Chairs and Shadows

Hotel Chairs and Shadows,     ©2017 Elizabeth Fram                                    Fabriano EcoQua 12″x8″

The other selection I brought home is the 8.5″x11″ RendR Lay Flat sketchbook made by Crescent. It boasts ‘no show thru’ paper, which was a major attraction, and I also liked the idea that it is supposed to accept all media. Despite promising a lot, now that I’ve had a chance to try it I don’t think it was worth the cost. Perhaps acrylics work better than watercolors as a wet media, but I found the paper tends to buckle and it’s hard to move wet pigment around on the page. The paper is a nice weight, has a smooth surface for pen or pencil, and doesn’t bleed.

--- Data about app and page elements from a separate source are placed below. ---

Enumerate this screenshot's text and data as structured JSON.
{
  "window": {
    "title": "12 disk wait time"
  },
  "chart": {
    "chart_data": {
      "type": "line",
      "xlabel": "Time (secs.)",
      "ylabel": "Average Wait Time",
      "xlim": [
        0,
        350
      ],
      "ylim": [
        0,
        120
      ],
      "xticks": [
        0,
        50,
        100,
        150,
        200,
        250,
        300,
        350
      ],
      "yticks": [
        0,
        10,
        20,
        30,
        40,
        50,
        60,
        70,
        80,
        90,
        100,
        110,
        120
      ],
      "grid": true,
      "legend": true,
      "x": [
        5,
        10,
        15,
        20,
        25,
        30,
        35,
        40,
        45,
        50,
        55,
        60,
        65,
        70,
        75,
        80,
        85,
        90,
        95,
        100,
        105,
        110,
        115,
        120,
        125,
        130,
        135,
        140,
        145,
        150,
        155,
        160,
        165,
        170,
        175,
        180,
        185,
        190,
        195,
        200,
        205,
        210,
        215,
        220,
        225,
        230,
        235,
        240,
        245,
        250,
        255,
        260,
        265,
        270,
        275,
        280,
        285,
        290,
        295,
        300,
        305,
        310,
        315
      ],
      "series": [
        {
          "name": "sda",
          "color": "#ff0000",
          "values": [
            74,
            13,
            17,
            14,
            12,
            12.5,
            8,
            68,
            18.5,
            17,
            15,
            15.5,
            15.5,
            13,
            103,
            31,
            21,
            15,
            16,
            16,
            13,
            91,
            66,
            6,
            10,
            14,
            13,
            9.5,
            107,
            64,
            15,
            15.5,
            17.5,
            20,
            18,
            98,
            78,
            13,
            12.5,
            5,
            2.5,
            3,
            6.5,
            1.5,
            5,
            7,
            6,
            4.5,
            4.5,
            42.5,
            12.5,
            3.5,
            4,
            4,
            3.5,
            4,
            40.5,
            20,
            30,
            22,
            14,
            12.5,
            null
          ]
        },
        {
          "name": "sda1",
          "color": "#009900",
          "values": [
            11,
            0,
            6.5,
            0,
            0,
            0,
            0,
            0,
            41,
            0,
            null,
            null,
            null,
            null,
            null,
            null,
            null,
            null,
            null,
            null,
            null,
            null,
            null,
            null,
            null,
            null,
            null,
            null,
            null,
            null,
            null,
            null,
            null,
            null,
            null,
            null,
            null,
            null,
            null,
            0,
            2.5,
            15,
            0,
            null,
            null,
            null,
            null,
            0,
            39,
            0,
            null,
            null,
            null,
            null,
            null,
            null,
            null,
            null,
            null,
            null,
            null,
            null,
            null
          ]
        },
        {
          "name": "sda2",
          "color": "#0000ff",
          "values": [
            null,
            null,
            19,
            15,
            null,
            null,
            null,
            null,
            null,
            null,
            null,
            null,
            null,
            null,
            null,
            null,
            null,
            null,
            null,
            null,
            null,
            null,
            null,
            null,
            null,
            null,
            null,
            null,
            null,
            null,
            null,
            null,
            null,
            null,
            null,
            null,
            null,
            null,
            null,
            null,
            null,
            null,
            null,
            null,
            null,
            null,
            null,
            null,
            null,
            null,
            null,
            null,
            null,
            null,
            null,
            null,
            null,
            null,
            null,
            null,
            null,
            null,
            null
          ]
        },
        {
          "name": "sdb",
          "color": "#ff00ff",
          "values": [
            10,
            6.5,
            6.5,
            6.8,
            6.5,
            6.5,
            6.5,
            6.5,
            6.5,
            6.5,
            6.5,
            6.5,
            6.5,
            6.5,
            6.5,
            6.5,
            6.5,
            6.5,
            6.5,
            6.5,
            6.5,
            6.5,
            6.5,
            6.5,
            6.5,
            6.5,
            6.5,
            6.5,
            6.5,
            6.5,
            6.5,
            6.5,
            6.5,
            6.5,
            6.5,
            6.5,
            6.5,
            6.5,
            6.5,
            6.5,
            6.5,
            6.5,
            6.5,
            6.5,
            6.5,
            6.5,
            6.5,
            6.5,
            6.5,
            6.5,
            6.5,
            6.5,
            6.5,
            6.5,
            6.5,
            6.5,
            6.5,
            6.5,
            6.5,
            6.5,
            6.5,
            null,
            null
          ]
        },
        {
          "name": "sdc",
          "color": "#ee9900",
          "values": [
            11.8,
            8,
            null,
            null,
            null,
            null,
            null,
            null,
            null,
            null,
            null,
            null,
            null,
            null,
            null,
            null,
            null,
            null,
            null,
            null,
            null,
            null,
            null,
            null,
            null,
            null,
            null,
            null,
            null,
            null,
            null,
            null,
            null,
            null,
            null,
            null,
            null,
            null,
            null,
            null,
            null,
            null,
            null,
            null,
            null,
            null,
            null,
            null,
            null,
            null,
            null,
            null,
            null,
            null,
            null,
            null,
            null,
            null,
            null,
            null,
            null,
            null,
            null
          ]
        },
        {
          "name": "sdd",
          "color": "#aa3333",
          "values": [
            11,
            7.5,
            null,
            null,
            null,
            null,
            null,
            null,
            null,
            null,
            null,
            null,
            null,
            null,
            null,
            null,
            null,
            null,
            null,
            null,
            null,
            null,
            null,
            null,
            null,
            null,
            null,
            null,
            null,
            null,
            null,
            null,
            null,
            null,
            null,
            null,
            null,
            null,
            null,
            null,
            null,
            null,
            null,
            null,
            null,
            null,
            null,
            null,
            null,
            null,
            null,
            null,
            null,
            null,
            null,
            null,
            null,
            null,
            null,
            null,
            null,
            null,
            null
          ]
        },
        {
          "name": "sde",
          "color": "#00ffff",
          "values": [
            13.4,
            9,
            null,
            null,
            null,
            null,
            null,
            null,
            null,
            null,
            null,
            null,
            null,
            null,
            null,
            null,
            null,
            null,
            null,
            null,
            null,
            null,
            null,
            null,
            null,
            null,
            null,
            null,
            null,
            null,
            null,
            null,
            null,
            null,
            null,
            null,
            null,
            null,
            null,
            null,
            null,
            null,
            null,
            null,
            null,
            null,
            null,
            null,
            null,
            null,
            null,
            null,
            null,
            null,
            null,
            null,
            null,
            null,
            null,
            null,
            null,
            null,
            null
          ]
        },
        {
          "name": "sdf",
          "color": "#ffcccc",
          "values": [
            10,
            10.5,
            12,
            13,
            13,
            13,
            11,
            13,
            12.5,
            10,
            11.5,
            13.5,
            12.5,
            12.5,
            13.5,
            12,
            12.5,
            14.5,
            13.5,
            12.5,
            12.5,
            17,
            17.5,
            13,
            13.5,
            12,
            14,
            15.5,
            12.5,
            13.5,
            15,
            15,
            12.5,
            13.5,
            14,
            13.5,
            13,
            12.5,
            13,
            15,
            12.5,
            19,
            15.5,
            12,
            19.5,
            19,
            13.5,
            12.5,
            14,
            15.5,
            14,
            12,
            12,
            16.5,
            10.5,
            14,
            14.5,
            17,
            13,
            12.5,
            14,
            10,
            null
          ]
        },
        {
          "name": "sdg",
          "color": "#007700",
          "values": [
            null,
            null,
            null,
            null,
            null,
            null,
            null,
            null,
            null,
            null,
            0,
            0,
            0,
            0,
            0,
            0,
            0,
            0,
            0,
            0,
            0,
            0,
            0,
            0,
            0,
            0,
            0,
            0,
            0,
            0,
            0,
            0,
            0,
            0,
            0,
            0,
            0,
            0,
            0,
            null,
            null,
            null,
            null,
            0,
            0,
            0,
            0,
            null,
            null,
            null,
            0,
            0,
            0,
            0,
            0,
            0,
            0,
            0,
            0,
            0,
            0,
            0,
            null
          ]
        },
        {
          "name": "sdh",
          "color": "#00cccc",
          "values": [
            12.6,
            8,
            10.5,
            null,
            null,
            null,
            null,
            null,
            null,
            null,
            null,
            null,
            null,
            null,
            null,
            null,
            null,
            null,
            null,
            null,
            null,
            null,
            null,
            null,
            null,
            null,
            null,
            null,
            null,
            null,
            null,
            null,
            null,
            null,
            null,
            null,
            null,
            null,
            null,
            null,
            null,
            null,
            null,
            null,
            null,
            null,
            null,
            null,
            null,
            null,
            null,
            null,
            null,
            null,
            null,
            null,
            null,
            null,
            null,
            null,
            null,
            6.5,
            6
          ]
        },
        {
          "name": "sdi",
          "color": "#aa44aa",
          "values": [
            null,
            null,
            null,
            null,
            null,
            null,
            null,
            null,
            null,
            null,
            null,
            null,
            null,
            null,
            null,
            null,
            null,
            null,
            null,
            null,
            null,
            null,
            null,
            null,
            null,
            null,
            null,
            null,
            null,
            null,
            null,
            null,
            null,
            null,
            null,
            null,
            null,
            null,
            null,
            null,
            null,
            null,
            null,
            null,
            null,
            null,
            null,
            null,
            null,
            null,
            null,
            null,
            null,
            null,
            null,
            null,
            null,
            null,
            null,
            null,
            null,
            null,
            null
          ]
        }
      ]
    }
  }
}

But overall, I don’t think I would buy one again.

Rendr Sketchbook

There wasn’t much time to sketch over the weekend – too many other fun things to see and do. But once back on the plane to fly home, I could bring out my trusty OPUS sketchbook, purchased on another trip in another city, and get back in the saddle.

Flight 4717

Flight #4717      ©2017 Elizabeth Fram

* Worth a read: 14 Things You Might Not Know About Whistler’s Mother